Production of the third-generation Yukon began early 2006 at the GM Arlington plant in Texas, later following suit at the GM Janesville plant in Wisconsin, GM Kaliningrad plant in Russia, and GM Valencia plant in Venezuela.
The 2010 GMC Yukon and Chevrolet Tahoe saw a relatively mild mid-cycle refresh, with a slightly raised front bumper, revised interior door trimmings, and improved safety with side torso airbags and optional side blind zone alert.
As for powertrain, the third-gen Yukon saw a bump in fuel economy to the tune of the 2 to 3 mpg thanks to the addition of Active Fuel Management cylinder deactivation technology. The 4.8L LY2 V8 was standard from model years 2007 to 2009 and produced 295 horsepower and 305 pound-feet of torque, while the 5.3L LY5 V8 lasted the entire model run, and developed 320 horsepower and 335 pound-feet of torque.
From model years 2011 to 2014, the GMC Yukon Denali was available with the 6.2L L92 V8 gasoline engine. First offered in the 2007 Cadillac Escalade, this all-aluminum powerplant churned out 403 horsepower and 417 pound-feet of torque.
Starting with the 2008 model year, the third-gen Yukon was also offered as a hybrid. This model featured the shared GM / Chrysler Advanced Hybrid System 2, which combined the 6.0L LFA V8 gasoline engine with two supplemental electric motors. The 6.0L LFA produced 332 horsepower and 367 pound-feet of torque alone, while the electric motors brought total output to 379 horsepower and 472 pound-feet of torque.
Production of the third-generation GMC Yukon spanned from the 2007 to 2014 model years, while the trim lineup on the 2014 Yukon ranged from SLE, SLT and Denali.

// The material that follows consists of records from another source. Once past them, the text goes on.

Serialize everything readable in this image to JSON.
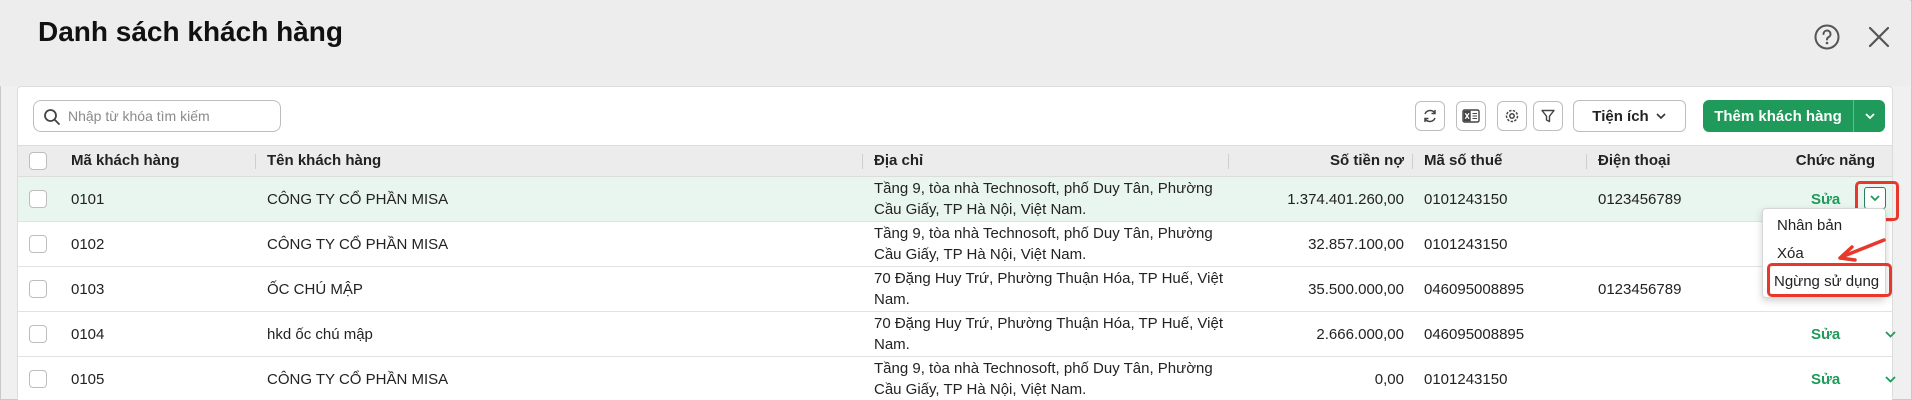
{
  "page": {
    "title": "Danh sách khách hàng"
  },
  "toolbar": {
    "search_placeholder": "Nhập từ khóa tìm kiếm",
    "utilities_label": "Tiện ích",
    "add_customer_label": "Thêm khách hàng",
    "icons": [
      "refresh-icon",
      "excel-icon",
      "settings-icon",
      "filter-icon"
    ]
  },
  "table": {
    "columns": {
      "code": "Mã khách hàng",
      "name": "Tên khách hàng",
      "address": "Địa chỉ",
      "debt": "Số tiền nợ",
      "tax": "Mã số thuế",
      "phone": "Điện thoại",
      "action": "Chức năng"
    },
    "rows": [
      {
        "code": "0101",
        "name": "CÔNG TY CỔ PHẦN MISA",
        "address": "Tầng 9, tòa nhà Technosoft, phố Duy Tân, Phường Cầu Giấy, TP Hà Nội, Việt Nam.",
        "debt": "1.374.401.260,00",
        "tax": "0101243150",
        "phone": "0123456789",
        "edit": "Sửa"
      },
      {
        "code": "0102",
        "name": "CÔNG TY CỔ PHẦN MISA",
        "address": "Tầng 9, tòa nhà Technosoft, phố Duy Tân, Phường Cầu Giấy, TP Hà Nội, Việt Nam.",
        "debt": "32.857.100,00",
        "tax": "0101243150",
        "phone": "",
        "edit": ""
      },
      {
        "code": "0103",
        "name": "ỐC CHÚ MẬP",
        "address": "70 Đặng Huy Trứ, Phường Thuận Hóa, TP Huế, Việt Nam.",
        "debt": "35.500.000,00",
        "tax": "046095008895",
        "phone": "0123456789",
        "edit": ""
      },
      {
        "code": "0104",
        "name": "hkd ốc chú mập",
        "address": "70 Đặng Huy Trứ, Phường Thuận Hóa, TP Huế, Việt Nam.",
        "debt": "2.666.000,00",
        "tax": "046095008895",
        "phone": "",
        "edit": "Sửa"
      },
      {
        "code": "0105",
        "name": "CÔNG TY CỔ PHẦN MISA",
        "address": "Tầng 9, tòa nhà Technosoft, phố Duy Tân, Phường Cầu Giấy, TP Hà Nội, Việt Nam.",
        "debt": "0,00",
        "tax": "0101243150",
        "phone": "",
        "edit": "Sửa"
      }
    ]
  },
  "row_menu": {
    "items": [
      "Nhân bản",
      "Xóa",
      "Ngừng sử dụng"
    ]
  },
  "colors": {
    "accent_green": "#1f9a5a",
    "highlight_row": "#e9f5ef",
    "annotation_red": "#e8382c"
  }
}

The fourth-generation GMC Yukon debuted in February 2014 as a 2015 model year vehicle, and rode on the GM K2XX platform (K2UC for Tahoe and K2UG for Yukon).
- 2014 GMC Yukon & Yukon XL

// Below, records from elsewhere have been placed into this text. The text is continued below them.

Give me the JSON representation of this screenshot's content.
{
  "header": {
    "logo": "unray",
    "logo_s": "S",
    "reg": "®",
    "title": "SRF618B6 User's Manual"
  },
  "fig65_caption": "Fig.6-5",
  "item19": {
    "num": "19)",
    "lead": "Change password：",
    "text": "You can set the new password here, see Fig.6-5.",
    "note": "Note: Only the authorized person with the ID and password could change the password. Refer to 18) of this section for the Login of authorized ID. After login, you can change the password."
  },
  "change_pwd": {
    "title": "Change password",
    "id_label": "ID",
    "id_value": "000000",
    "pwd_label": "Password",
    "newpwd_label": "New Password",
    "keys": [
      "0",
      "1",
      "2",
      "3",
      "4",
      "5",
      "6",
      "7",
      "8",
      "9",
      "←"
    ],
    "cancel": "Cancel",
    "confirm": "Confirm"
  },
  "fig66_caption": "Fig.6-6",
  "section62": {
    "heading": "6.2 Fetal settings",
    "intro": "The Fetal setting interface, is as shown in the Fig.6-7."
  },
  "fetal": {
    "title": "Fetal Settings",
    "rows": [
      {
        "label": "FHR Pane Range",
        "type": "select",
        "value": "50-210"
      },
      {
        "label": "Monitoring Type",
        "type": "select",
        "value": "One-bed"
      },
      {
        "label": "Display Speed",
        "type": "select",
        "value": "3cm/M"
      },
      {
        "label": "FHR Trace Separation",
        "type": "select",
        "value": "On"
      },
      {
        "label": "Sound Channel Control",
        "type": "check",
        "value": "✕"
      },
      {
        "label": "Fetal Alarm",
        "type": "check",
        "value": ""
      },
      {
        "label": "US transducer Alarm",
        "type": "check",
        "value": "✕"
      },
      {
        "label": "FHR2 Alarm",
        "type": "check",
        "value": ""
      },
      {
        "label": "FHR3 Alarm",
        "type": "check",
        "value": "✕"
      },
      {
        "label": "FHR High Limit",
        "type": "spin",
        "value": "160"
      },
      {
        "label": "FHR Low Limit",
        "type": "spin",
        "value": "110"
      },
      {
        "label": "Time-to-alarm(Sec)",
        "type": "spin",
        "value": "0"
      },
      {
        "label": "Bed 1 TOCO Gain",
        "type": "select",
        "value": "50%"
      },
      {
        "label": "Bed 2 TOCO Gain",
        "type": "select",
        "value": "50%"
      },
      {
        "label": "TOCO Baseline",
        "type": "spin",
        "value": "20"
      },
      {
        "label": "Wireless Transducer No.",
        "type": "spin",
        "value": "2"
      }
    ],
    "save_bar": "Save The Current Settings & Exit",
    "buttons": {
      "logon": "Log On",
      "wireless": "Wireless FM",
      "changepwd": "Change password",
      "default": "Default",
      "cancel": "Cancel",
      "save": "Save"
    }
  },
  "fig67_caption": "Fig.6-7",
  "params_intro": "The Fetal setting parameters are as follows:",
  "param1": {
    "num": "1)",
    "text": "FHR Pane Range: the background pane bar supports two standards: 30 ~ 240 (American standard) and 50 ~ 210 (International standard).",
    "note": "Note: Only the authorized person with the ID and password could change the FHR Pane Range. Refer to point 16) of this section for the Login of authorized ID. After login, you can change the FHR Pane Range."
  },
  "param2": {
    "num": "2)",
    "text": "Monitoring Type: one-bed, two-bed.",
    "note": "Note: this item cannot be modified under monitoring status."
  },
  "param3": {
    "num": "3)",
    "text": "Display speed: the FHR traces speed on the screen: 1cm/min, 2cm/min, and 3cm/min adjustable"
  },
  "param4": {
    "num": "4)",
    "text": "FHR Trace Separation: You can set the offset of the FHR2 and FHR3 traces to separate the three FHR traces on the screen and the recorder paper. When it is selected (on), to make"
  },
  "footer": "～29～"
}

- 2015 GMC Yukon
- 2017 GMC Yukon Family
- 2018 GMC Yukon
- 2018 GMC Yukon Changes, Updates, New Features
- 2018 GMC Yukon Colors
- 2018 GMC Yukon Denali Changes, Updates, New Features
- 2018 GMC Yukon Lineup
- 2018 GMC Yukon Order Guide
- 2019 GMC Yukon
- 2019 GMC Yukon Changes, Updates, New Features
- 2019 GMC Yukon Colors
- 2019 GMC Yukon Denali Colors
- 2019 GMC Yukon Exterior Colors
- 2019 GMC Yukon Interior Colors
- 2019 GMC Yukon XL Colors
- 2019 GMC Yukon Order Guide
- 2020 GMC Yukon
- 2021 GMC Yukon
- GMC Yukon And Yukon XL Sales Numbers
- GMC Yukon AT4
- GMC Yukon Sales Numbers
- GMC Yukon XL Sales Numbers